Epimeleia Heautou. I remember reading Foucault’s Care of the Self for the first time as a graduate student and being struck by his notion of the aesthetics ‘self care’ over the ‘self knowledge’ privileged in some branches of ancient philosophy (and plenty of contemporary neo-liberal thought). I’ve never been one to quantify personal success against others, but to seek for fulfilment on its own terms.
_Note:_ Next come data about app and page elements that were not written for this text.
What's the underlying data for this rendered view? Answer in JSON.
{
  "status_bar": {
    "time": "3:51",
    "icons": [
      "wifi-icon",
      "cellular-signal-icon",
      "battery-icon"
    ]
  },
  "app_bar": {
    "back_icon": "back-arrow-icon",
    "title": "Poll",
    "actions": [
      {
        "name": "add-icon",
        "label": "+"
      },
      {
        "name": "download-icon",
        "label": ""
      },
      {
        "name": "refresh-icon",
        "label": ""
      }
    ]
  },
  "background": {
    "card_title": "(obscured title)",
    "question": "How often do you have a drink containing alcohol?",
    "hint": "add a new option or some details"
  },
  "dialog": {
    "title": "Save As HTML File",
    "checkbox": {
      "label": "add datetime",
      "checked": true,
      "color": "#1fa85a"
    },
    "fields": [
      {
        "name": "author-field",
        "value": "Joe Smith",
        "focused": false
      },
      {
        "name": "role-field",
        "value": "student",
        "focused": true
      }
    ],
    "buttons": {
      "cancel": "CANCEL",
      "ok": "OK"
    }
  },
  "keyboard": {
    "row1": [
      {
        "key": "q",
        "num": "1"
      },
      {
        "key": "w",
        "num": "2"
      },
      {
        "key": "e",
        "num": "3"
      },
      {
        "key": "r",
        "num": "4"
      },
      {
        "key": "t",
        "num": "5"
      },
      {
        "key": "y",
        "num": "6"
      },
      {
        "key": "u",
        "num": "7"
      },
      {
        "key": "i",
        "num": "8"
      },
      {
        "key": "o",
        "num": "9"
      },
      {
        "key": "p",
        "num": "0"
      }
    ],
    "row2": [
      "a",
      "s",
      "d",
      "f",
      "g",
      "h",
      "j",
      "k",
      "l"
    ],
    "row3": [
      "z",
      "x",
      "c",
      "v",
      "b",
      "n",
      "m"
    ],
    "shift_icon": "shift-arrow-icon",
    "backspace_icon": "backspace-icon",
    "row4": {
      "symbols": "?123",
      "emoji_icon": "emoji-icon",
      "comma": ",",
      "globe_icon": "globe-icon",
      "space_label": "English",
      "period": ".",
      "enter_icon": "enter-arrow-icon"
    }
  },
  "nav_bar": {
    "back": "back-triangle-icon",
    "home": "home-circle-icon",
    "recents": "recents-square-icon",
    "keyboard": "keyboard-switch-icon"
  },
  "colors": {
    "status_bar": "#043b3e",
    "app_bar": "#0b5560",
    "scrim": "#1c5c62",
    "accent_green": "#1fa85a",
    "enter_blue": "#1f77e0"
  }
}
Lucretius’ 1st century poem On the Nature of Things offers a fantastic (short) introduction to this kind of thinking – where happiness is derived not from ownership or commodity but from leading a self-sufficient life surrounded by friends.
What's your favourite film?
All the scenes from Shakespeare in Love that have Judi Dench in.
What was your first job?
I used to mow the neighbours’ lawns in the small Lincolnshire village where I grew up… Unfortunately I was so bad at it that all the work mysteriously dried up one year about a week before the folks from the 'Best Kept Village' competition came around. I did not miss it.
What is your most treasured possession?
La propriété, c'est le vol! My partner and I have a cat called Richard. We like to think we are his most treasured possessions.
Who do you admire most?
That’s also an easy one - my partner Danielle. We’ve been through so much together in these last eight years living in Canada and the UK. During lockdown she wrote her first classical play – all in verse – reclaiming some lost stories and teachings of Amazon women. Set in an intersectional matriarchy, the play writes back in a way to Shakespeare’s Troilus and Cressida and Midsummer Night’s Dream. Its working title is The Amazonomachy and when it gets up on stage I just know it’s going to be a smash!
What is your biggest indulgence?
What do you like about yourself most?
Making others laugh
What's your worst character trait?
Starting too many projects at once.
Where is your favourite holiday destination?
It’s a dead heat between the Isle of Mull and the Orkneys – in both cases somewhere Scottish and windy.
Best day of your life?
Without a doubt - the day we got married.
What's your favourite breakfast?
Eggs Benedict (I definitely need to pay Twyfords a visit now).
What's your favourite tipple?
Depending on the day… red wine or whisky. Watch out for that Canadian rye though, it's far too drinkable.
What's your hidden talent?
I am a (hotly disputed) cribbage demon.
What's your earliest memory?
Playing on the beach at Dovercourt.
Tell us something people don't know about you?
I can also play the bagpipes very, very badly.
What's the worst thing anyone has ever said to you?
I get compared to Russell Crowe a lot these days - and not in his prime Gladiator years.
Tell us why you live here and nowhere else?
Right now, it’s for work – but I’m looking forward to experiencing more of East Anglia soon.
What do you want to tell our readers about most?
The Fisher Theatre’s autumn season of events is in full swing – and we’re delighted that so many people are coming back. The staff are keeping people safe too maintaining our distancing in the bar, and keeping our auditorium sanitised and ventilated. With the panto around the corner – this year ours is Peter Pan – it’s the perfect time to come back and support your local arts communities! For more information go to fishertheatre.org